I was just reflecting on how my original music is becoming shorter and simpler as I get older. It may be a trend or I may just be losing enthusiasm for long, involved pieces. None of it is that great. I like to blame the complexity of electronic music-making and the fact that i began learning midi, etc. as an old boy and not as a youth. But as another blogger once said, quite bluntly… maybe it’s just a lack of talent!

Ha ha


Right now I haven’t even installed my music-making software. But who knows, in a day or two I might finally be composing a great work of fusion!

For the time being, I remembered this “piece” which I think is pretty cool.
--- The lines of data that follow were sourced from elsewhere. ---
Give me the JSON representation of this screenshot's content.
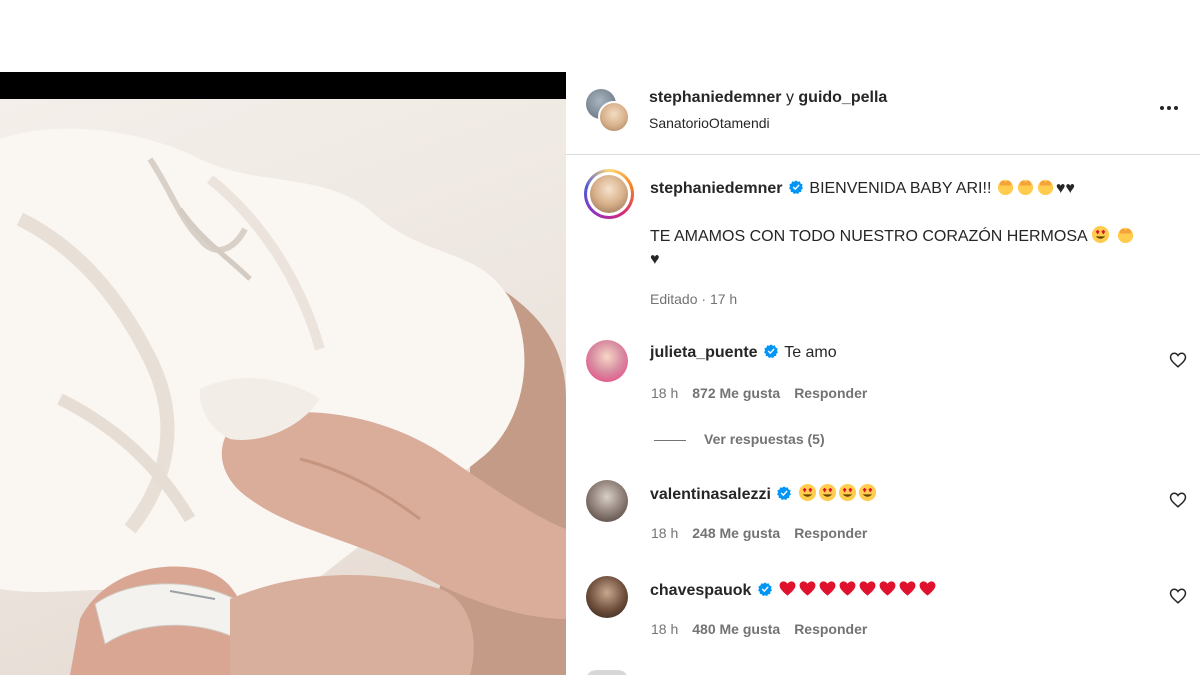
{
  "header": {
    "user1": "stephaniedemner",
    "connector": "y",
    "user2": "guido_pella",
    "location": "SanatorioOtamendi"
  },
  "caption": {
    "username": "stephaniedemner",
    "line1": "BIENVENIDA BABY ARI!!",
    "line2": "TE AMAMOS CON TODO NUESTRO CORAZÓN HERMOSA",
    "line3_heart": "♥",
    "hearts_suffix": "♥♥",
    "edited": "Editado",
    "dot": "·",
    "time": "17 h"
  },
  "comments": [
    {
      "username": "julieta_puente",
      "text": "Te amo",
      "time": "18 h",
      "likes": "872 Me gusta",
      "reply": "Responder"
    },
    {
      "username": "valentinasalezzi",
      "text": "",
      "time": "18 h",
      "likes": "248 Me gusta",
      "reply": "Responder"
    },
    {
      "username": "chavespauok",
      "text": "",
      "time": "18 h",
      "likes": "480 Me gusta",
      "reply": "Responder"
    }
  ],
  "view_replies": "Ver respuestas (5)",
  "icons": {
    "more": "more-horizontal-icon",
    "verified": "verified-badge-icon",
    "like": "heart-outline-icon"
  },
  "colors": {
    "verified": "#0095f6",
    "text": "#262626",
    "muted": "#737373",
    "heart_emoji": "#e0112d"
  }
}
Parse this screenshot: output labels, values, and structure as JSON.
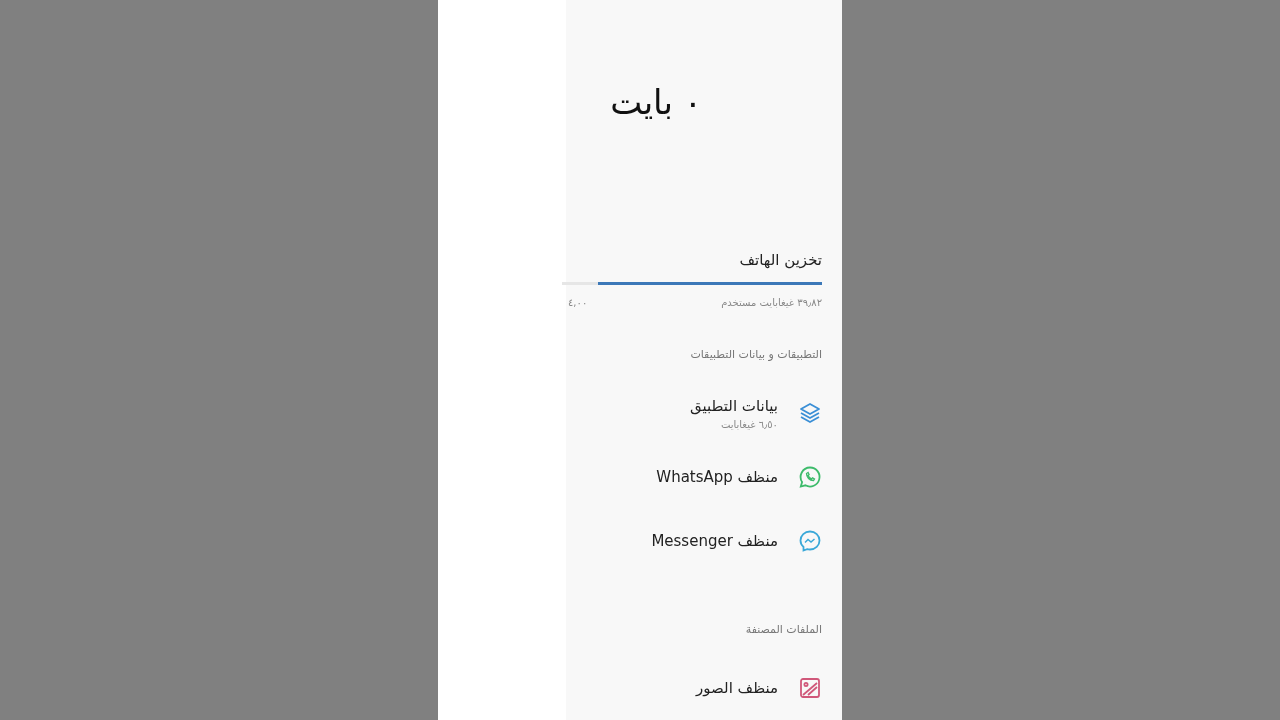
{
  "overlay_text": "٠ بايت",
  "storage": {
    "title": "تخزين الهاتف",
    "level": 0.86,
    "used": "٣٩٫٨٢ غيغابايت مستخدم",
    "total": "٤,٠٠"
  },
  "sections": [
    {
      "heading": "التطبيقات و بيانات التطبيقات",
      "items": [
        {
          "kind": "layers",
          "title": "بيانات التطبيق",
          "subtitle": "٦٫٥٠ غيغابايت"
        },
        {
          "kind": "whatsapp",
          "title": "منظف WhatsApp"
        },
        {
          "kind": "messenger",
          "title": "منظف Messenger"
        }
      ]
    },
    {
      "heading": "الملفات المصنفة",
      "items": [
        {
          "kind": "image",
          "title": "منظف الصور"
        }
      ]
    }
  ]
}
4β€²33β€³ (pronounced “four minutes, thirty-three seconds” or just “four thirty-three”)[1] is a three-movement composition[2][3] by American experimental composer John Cage (1912–1992). It was composed in 1952, for any instrument or combination of instruments, and the score instructs performers not to play their instruments during the entire duration of the piece throughout the three movements. The piece consists of the sounds of the environment that the listeners hear while it is performed,[4] although it is commonly perceived as “four minutes thirty-three seconds of silence”.[5][6] The title of the piece refers to the total length in minutes and seconds of a given performance, 4β€²33β€³ being the total length of the first public performance.[7] – Wikipedia